Design approach (with examples)

I follow a design thinking process which is iterative, hypothesis-driven and based on evidence. The key is to bring ideas to life based on how real people think, feel and behave. The entire process may include: 

  1. Product and user research
  2. Analysis, UX/UI audit and strategy
  3. Ideation and wireframing
  4. Design system and UI design
  5. Implementation
  6. Testing, validating, iterating

 

Stage 1. Product and user research

Product and user research is a key to designing a great user experience. I will try to conduct insightful research before making any product decisions. I need to see the product vision clearly and empathize with target audience to understand their experiences, goals, needs, fears and motivations. This may include collecting various data from real people to create empathy maps and behavioral archetypes. 
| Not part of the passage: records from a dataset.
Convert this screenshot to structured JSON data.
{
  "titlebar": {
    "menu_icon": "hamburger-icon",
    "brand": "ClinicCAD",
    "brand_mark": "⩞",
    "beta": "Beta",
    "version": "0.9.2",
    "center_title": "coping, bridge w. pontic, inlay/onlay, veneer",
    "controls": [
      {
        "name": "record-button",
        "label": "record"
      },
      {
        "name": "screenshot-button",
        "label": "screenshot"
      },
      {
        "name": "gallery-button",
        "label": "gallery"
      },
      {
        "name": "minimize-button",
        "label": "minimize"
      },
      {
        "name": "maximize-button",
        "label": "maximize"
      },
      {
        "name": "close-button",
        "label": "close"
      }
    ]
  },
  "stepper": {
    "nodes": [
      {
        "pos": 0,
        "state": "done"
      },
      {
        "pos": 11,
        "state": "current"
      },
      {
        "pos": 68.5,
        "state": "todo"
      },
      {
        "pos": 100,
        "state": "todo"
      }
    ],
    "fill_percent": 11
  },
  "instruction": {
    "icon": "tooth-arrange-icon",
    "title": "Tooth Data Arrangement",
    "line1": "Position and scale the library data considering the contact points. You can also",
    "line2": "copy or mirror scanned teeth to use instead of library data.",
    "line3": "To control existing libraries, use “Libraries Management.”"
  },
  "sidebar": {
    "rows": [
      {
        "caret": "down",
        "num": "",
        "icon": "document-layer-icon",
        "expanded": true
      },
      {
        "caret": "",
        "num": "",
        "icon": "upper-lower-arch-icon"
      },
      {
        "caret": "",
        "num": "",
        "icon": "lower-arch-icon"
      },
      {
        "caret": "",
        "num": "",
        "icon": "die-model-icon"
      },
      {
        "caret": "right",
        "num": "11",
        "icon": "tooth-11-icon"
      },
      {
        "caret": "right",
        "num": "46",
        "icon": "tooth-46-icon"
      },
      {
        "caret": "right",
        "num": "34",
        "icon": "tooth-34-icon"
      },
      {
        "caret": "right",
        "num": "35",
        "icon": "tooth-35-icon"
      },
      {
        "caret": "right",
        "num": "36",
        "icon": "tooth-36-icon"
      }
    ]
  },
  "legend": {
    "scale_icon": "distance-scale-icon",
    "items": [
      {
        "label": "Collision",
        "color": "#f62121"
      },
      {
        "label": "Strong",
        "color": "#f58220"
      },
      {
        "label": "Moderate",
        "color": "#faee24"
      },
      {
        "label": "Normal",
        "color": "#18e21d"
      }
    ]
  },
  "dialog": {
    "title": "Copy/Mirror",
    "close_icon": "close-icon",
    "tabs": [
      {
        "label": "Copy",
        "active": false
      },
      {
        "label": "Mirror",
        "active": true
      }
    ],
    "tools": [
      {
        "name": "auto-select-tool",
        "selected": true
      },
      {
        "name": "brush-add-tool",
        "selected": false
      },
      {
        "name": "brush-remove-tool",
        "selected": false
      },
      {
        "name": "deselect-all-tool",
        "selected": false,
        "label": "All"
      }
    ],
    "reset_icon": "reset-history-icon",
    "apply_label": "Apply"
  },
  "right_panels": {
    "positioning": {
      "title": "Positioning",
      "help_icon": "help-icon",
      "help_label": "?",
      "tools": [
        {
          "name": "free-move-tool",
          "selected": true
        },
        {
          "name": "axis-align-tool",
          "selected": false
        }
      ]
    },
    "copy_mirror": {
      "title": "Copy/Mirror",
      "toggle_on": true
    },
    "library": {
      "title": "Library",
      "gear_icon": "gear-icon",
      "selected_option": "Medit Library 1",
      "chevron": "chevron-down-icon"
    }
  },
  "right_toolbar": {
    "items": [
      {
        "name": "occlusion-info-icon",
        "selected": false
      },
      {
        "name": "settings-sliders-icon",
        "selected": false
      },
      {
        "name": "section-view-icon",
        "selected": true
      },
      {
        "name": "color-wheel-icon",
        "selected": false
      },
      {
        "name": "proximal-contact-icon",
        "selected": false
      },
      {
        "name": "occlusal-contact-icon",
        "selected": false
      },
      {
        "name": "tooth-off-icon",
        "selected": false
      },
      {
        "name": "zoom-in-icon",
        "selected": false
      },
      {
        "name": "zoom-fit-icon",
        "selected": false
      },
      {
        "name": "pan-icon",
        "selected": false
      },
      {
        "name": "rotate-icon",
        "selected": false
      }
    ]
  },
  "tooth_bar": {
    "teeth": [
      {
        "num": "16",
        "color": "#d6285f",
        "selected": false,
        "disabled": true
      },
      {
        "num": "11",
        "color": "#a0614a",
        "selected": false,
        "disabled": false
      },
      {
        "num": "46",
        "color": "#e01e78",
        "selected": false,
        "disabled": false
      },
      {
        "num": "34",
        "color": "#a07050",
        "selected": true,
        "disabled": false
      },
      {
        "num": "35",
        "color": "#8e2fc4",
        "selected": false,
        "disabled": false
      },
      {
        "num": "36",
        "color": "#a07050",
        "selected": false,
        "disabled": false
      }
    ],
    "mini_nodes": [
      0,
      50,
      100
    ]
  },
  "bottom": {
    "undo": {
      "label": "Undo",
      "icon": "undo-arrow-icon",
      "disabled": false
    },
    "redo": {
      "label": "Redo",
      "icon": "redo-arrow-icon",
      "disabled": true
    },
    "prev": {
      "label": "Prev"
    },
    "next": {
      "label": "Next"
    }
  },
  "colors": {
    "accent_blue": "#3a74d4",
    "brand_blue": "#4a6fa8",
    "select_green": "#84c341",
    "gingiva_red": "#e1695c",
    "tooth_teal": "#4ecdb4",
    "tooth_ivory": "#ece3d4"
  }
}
I use Business Model Canvas, Lean Canvas or User Centred Design Canvas to recap what problems we are trying to solve, what solutions we offer, how we are different from competitors, what is our revenue model, what channels we will use to acquire users, what metrics we will focus on and most important what is our Unique Value Proposition. 

Product and user research example

 

Stage 2. Analysis, UX/UI audit and strategy

I may create a User Experience Audit (UX Audit) of the current experience to identify key problems and solutions. The UX Audit will reveal which parts of the product could be causing headaches for users and problems for business. I will use a variety of methods, tools and metrics to analyse where a product is going wrong (or right).

The UX audit report may cover:

  • Usability
  • Information architecture
  • Interaction design
  • Conversion & user flows
  • Visual design
  • Content, messaging & language
  • Email communications (optional)

Check my Medium page for UX audits

 

Stage 3. Ideation and wireframing

During this stage I start planning and wireframing the updated experience. This may include revising information architecture as well as mapping user journeys, scenarios, user stories, user flows. The important things to consider are copywriting and overall content strategy. Microcopy will also be applied and updated at different stages.

Examples:

 

Stage 4. Design system and UI design

Based on the findings and wireframes, I start creating visual design for the updated experience. The outcomes will be high fidelity UI designs ready to be handed over to developers. 

I will communicate how every piece of the design looks and works and will provide information about a product, such as user interface design details (colors, character styles and measurements) and information (flows, behaviors and functionality). 

Examples:

 

Stage 5. Implementation

The goal of this stage is to implement the designs and overall user experience. I will follow all the development work to make sure UX is consistent and done right. 

 

Stage 6. Testing, validating, iterating

The above design and development process is not linear. The stages of the process often have considerable overlap. As we learn more about the problem being solved, the users and the details of the project (especially the constraints), it may be necessary to revisit some of the research undertaken or try out new design ideas.

To design a successful product, we will need to adopt a process of continual improvement i.e constantly refining and improving the product based on both qualitative and quantitative feedback data from users. 

 

Key principles: 

  1. We don’t just build a product, we build relationships with people.
  2. Every user facing experience or a proposed feature should have a UX doc attached.
  3. Keep things simple!
  4. Make things clear.
  5. Again, do not overcomplicate.
  6. Why are we doing this?
  7. Apply scientific thinking vs wishful thinking.
  8. Convert guesses into hypotheses.
  9. “If we do {this}, then {that} should happen”.
  10. No need — no build. If nobody needs it, then don’t build it.
  11. If there’s no clear value in it, it is not worth discussing.
  12. The simplest execution is usually the best one.
  13. Refer to qualitative and quantitative data. Test early and often.
  14. Focus on the efforts that bring the most value.
  15. People, not users.
  16. Dig into the root cause of a problem. Use 5 whys technique.
  17. Identify delighters vs frustrators.
  18. Support vs manipulate.
  19. Naming is crucial.
  20. Microcopy is very important.
  21. Content is the key.
  22. Remove all noise.
  23. Make sure people can recover from errors well.
  24. Apply Kano Model.
  25. Start with the end goal/final destination and then plan all previous steps.
  26. Focus on results, not deliverables.
  27. Be productive, not busy.

Example case study. Picterra SaaS.

Picterra is geospatial cloud-based-platform specially designed for training deep learning based detectors. It automates the analysis of satellite and aerial imagery, enabling users to identify objects and patterns (road cracks, damaged roofs etc.) at scale, anywhere on Earth.

As a full-time UX Designer, I was leading every aspect of Picterra User Experience. It included: research, analytics, interviews, prototyping, UI design, usability testings, conversion optimisation and many more.

Check the case here: Picterra SaaS Case Study